News

FEATURE: How many bikes for a Grand Tour?

Fri 24 Aug 2018

Have you ever thought about how much equipment is needed for a three week Grand Tour?

With eight riders in each Grand Tour team and 21 stages over various terrain and different weather conditions, at least 40 complete bikes are required and their daily maintenance is a huge priority. For the Mitchelton-SCOTT team mechanics it is important to be well organised before embarking for the 21-day race around one country with an abundance of equipment.

“A Grand Tour is the hardest race to organise and prepare for with all the different material we have,"  explained Mitchelton-SCOTT mechanic Xabier Remon. “Before we even go to the race all the mechanics meet at the team service course and before we start to pack any bikes into the truck, we weigh each bike to double check that they are above the minimum weight of 6.8kg. Then we measure each bike of the rider again to be sure they are all exactly the same measurements before we set off.”

“We need five SCOTT bikes minimum for each rider - that’s one race bike, a first spare bike for the first race car, second spare bike for the second race car and then also a time trial bike and spare time trial bike. So we always have 40 complete bikes with us at the race and for this we need one truck and one mechanics van. It's alot of material to carry around a country for one month.”

The changing terrain and weather conditions during three weeks of racing means daily changes have to be made to all the bikes, such as the wheel models or gear sizing, and therefore means more equipment.

“Normally in a Tour we use 24 sets of the C40 model Shimano wheels which are more usual for the mountain stages," Remon said. "We also have 24 sets of C60 Shimano wheels which are more for the flat stages.
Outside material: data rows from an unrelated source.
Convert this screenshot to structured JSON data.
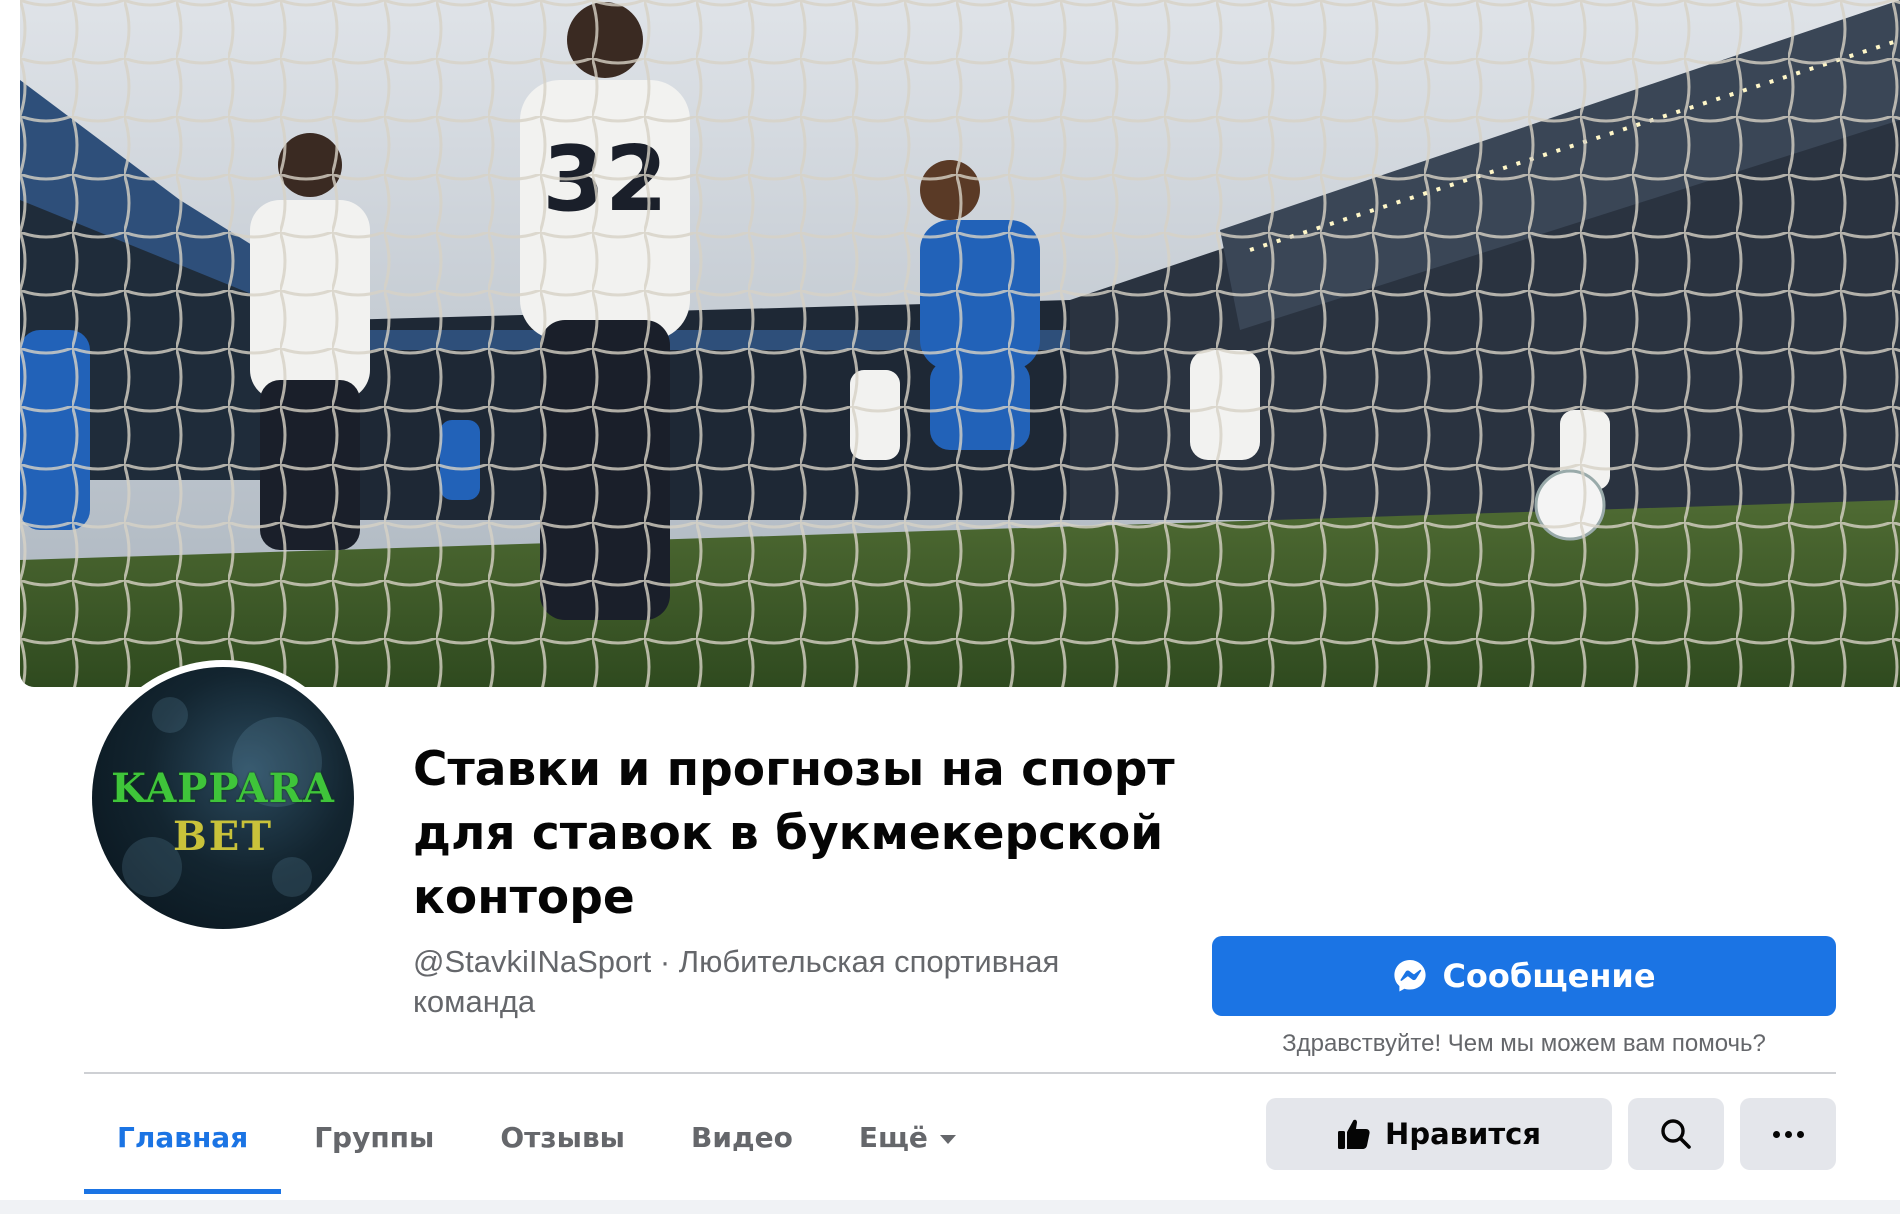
{
  "cover": {
    "image": "football-match-goal-net-photo"
  },
  "avatar": {
    "logo_line1": "KAPPARA",
    "logo_line2": "BET"
  },
  "page": {
    "title": "Ставки и прогнозы на спорт для ставок в букмекерской конторе",
    "subtitle": "@StavkiINaSport · Любительская спортивная команда"
  },
  "message": {
    "button_label": "Сообщение",
    "icon": "messenger-icon",
    "greeting": "Здравствуйте! Чем мы можем вам помочь?"
  },
  "tabs": [
    {
      "label": "Главная",
      "active": true
    },
    {
      "label": "Группы",
      "active": false
    },
    {
      "label": "Отзывы",
      "active": false
    },
    {
      "label": "Видео",
      "active": false
    },
    {
      "label": "Ещё",
      "active": false,
      "dropdown": true
    }
  ],
  "actions": {
    "like_label": "Нравится",
    "like_icon": "thumbs-up-icon",
    "search_icon": "search-icon",
    "more_icon": "more-dots-icon"
  },
  "colors": {
    "accent": "#1b74e4",
    "secondary_text": "#65676b",
    "button_gray": "#e4e6eb"
  }
}
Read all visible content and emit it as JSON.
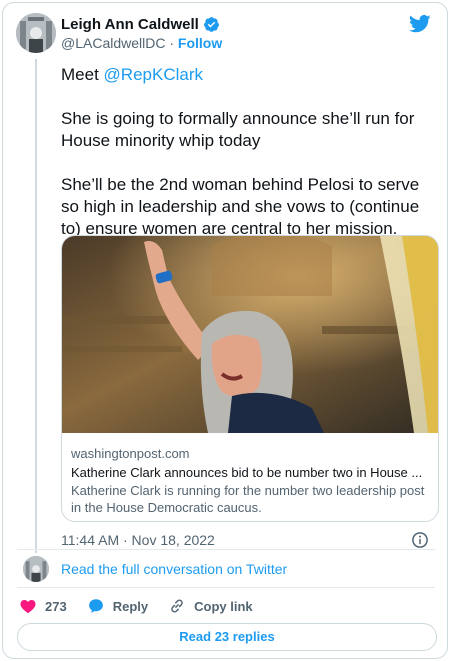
{
  "author": {
    "name": "Leigh Ann Caldwell",
    "handle": "@LACaldwellDC",
    "separator": " · ",
    "follow_label": "Follow"
  },
  "tweet": {
    "intro": "Meet ",
    "mention": "@RepKClark",
    "paragraph_2": "She is going to formally announce she’ll run for House minority whip today",
    "paragraph_3": "She’ll be the 2nd woman behind Pelosi to serve so high in leadership and she vows to (continue to) ensure women are central to her mission."
  },
  "link_card": {
    "domain": "washingtonpost.com",
    "title": "Katherine Clark announces bid to be number two in House ...",
    "description": "Katherine Clark is running for the number two leadership post in the House Democratic caucus."
  },
  "timestamp": "11:44 AM · Nov 18, 2022",
  "full_conversation_label": "Read the full conversation on Twitter",
  "actions": {
    "like_count": "273",
    "reply_label": "Reply",
    "copy_link_label": "Copy link"
  },
  "read_replies_label": "Read 23 replies",
  "icons": {
    "brand": "twitter-bird-icon",
    "verified": "verified-badge-icon",
    "info": "info-icon",
    "like": "heart-icon",
    "reply": "reply-bubble-icon",
    "copy": "link-icon"
  },
  "colors": {
    "accent": "#1d9bf0",
    "like": "#f91880",
    "text": "#0f1419",
    "muted": "#536471",
    "border": "#cfd9de"
  }
}
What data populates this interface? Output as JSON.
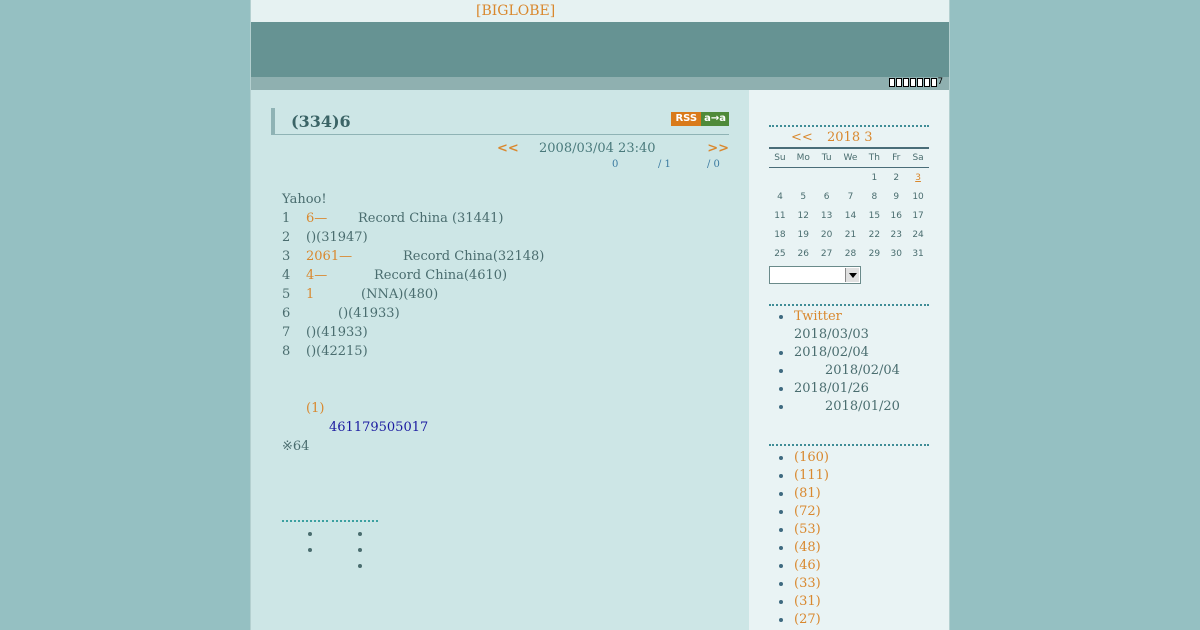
{
  "header": {
    "brand_link": "[BIGLOBE]",
    "counter": "0000002",
    "counter_tail": "7"
  },
  "entry": {
    "title": "(334)6",
    "rss_label": "RSS",
    "aa_label": "a→a",
    "prev_label": "<<",
    "date": "2008/03/04 23:40",
    "next_label": ">>",
    "stats": [
      "0",
      "/ 1",
      "/ 0"
    ],
    "intro": "Yahoo!",
    "items": [
      {
        "num": "1",
        "highlight": "6—",
        "text": "Record China (31441)"
      },
      {
        "num": "2",
        "highlight": "",
        "text": "()(31947)"
      },
      {
        "num": "3",
        "highlight": "2061—",
        "text": "Record China(32148)"
      },
      {
        "num": "4",
        "highlight": "4—",
        "text": "Record China(4610)"
      },
      {
        "num": "5",
        "highlight": "1",
        "text": "(NNA)(480)"
      },
      {
        "num": "6",
        "highlight": "",
        "text": "()(41933)"
      },
      {
        "num": "7",
        "highlight": "",
        "text": "()(41933)"
      },
      {
        "num": "8",
        "highlight": "",
        "text": "()(42215)"
      }
    ],
    "comment_link": "(1)",
    "phone_number": "461179505017",
    "note": "※64"
  },
  "calendar": {
    "prev_label": "<<",
    "title": "2018 3",
    "weekdays": [
      "Su",
      "Mo",
      "Tu",
      "We",
      "Th",
      "Fr",
      "Sa"
    ],
    "weeks": [
      [
        "",
        "",
        "",
        "",
        "1",
        "2",
        "3"
      ],
      [
        "4",
        "5",
        "6",
        "7",
        "8",
        "9",
        "10"
      ],
      [
        "11",
        "12",
        "13",
        "14",
        "15",
        "16",
        "17"
      ],
      [
        "18",
        "19",
        "20",
        "21",
        "22",
        "23",
        "24"
      ],
      [
        "25",
        "26",
        "27",
        "28",
        "29",
        "30",
        "31"
      ]
    ],
    "linked_day": "3"
  },
  "recent": [
    {
      "label": "Twitter",
      "date": "2018/03/03"
    },
    {
      "label": "2018/02/04",
      "date": ""
    },
    {
      "label": "2018/02/04",
      "date": ""
    },
    {
      "label": "2018/01/26",
      "date": ""
    },
    {
      "label": "2018/01/20",
      "date": ""
    }
  ],
  "categories": [
    "(160)",
    "(111)",
    "(81)",
    "(72)",
    "(53)",
    "(48)",
    "(46)",
    "(33)",
    "(31)",
    "(27)"
  ],
  "colors": {
    "accent": "#d9882e",
    "text": "#4a6d6f",
    "banner": "#669393",
    "page_bg": "#95c0c2"
  }
}
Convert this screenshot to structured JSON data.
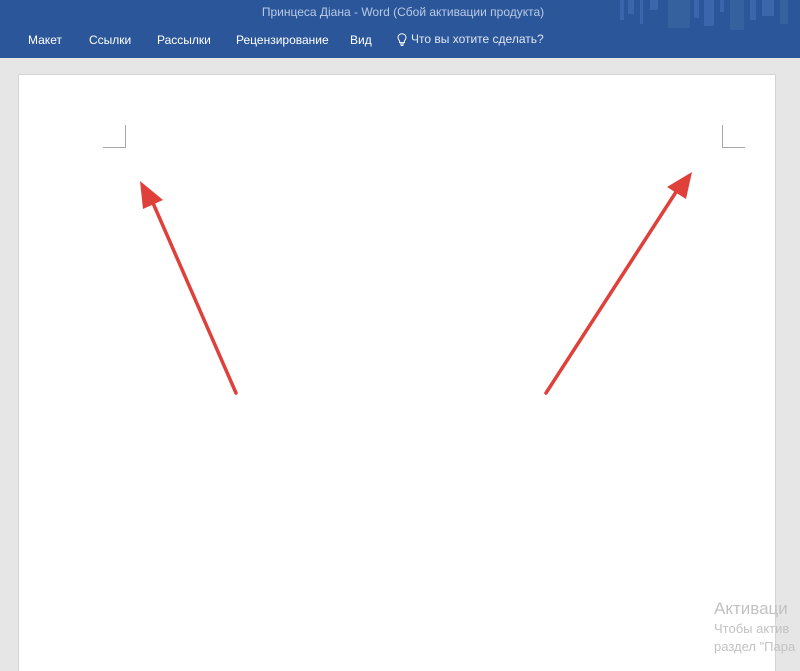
{
  "window": {
    "title": "Принцеса Діана - Word (Сбой активации продукта)"
  },
  "ribbon": {
    "tabs": [
      {
        "label": "Макет"
      },
      {
        "label": "Ссылки"
      },
      {
        "label": "Рассылки"
      },
      {
        "label": "Рецензирование"
      },
      {
        "label": "Вид"
      }
    ],
    "tell_me": {
      "icon": "lightbulb-icon",
      "label": "Что вы хотите сделать?"
    }
  },
  "watermark": {
    "title": "Активаци",
    "line1": "Чтобы актив",
    "line2": "раздел \"Пара"
  },
  "colors": {
    "ribbon": "#2b579a",
    "canvas": "#e6e6e6",
    "page": "#ffffff",
    "arrow": "#e0403a"
  }
}
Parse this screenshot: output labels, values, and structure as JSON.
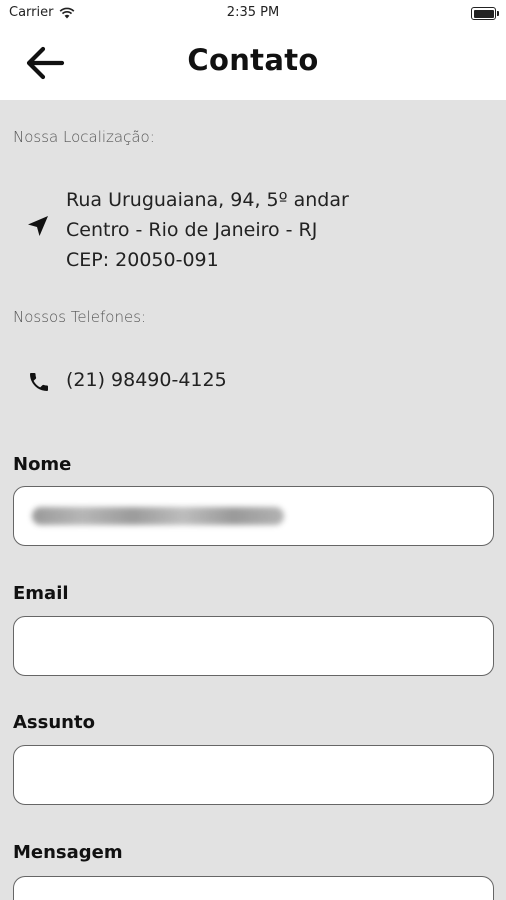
{
  "status": {
    "carrier": "Carrier",
    "time": "2:35 PM"
  },
  "nav": {
    "title": "Contato"
  },
  "location": {
    "label": "Nossa Localização:",
    "line1": "Rua Uruguaiana, 94, 5º andar",
    "line2": "Centro - Rio de Janeiro - RJ",
    "line3": "CEP: 20050-091"
  },
  "phones": {
    "label": "Nossos Telefones:",
    "number": "(21) 98490-4125"
  },
  "form": {
    "nome_label": "Nome",
    "email_label": "Email",
    "assunto_label": "Assunto",
    "mensagem_label": "Mensagem"
  }
}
Then for the time trial or prologue days we have tri-spoke wheels and disk wheels. It means we carry a lot of material with us, but we always use it all and actually change it daily.

“Every day each rider chooses their wheels, gears combination or bike model that they want for the next day, so after each stage we have to prepare the equipment they prefer for the following day. The most usual gear most riders use is a 34/36 and 39 tooth ring as the small chain rings then 53/54 for the big chain ring and sometimes 56/58 on the TT bikes. Then for the cassettes we have 28/30 or 32 tooth.

With thousands of kilometres of racing covered during 21-days of racing, the chances are there will always be some misfortune with punctures or crashes and therefore even more spare equipment is needed so the mechanics are prepared for any situation that can arise.

“Along with the 40 complete bikes, we also have 10 extra SCOTT frames with us always. We have one frame in each size and each model, the SCOTT Addict or SCOTT Foil," Remon continued. "This is just in case there is a crash and a broken frame, then we can easily swap the Shimano components over and build a new bike, so always each rider has two spares in every stage.

“We also always carry seven complete Shimano groupsets with us, usually five in the truck and then one in each race car incase we need to change something then we are always prepared with spare equipment a during a three week Grand Tour we can put around 50 new Pirelli tyres on the bikes as maintenance or replacements for punctures."

And how is it possible to transport all the equipment mechanics require, plus soigniers equipment, eight riders and around 15 staff members?

“On top of all the bikes, wheels, tyres and other spare equipment, we need space to carry this around and so generally for a Grand Tour we have one mechanics truck, one team bus, one mechanic van, one ice van and five teams cars minimum - which is two race cars, one avant course car, one soignier car, one car for the hotels or the extra bottle points.”

 

 

 

 

Comments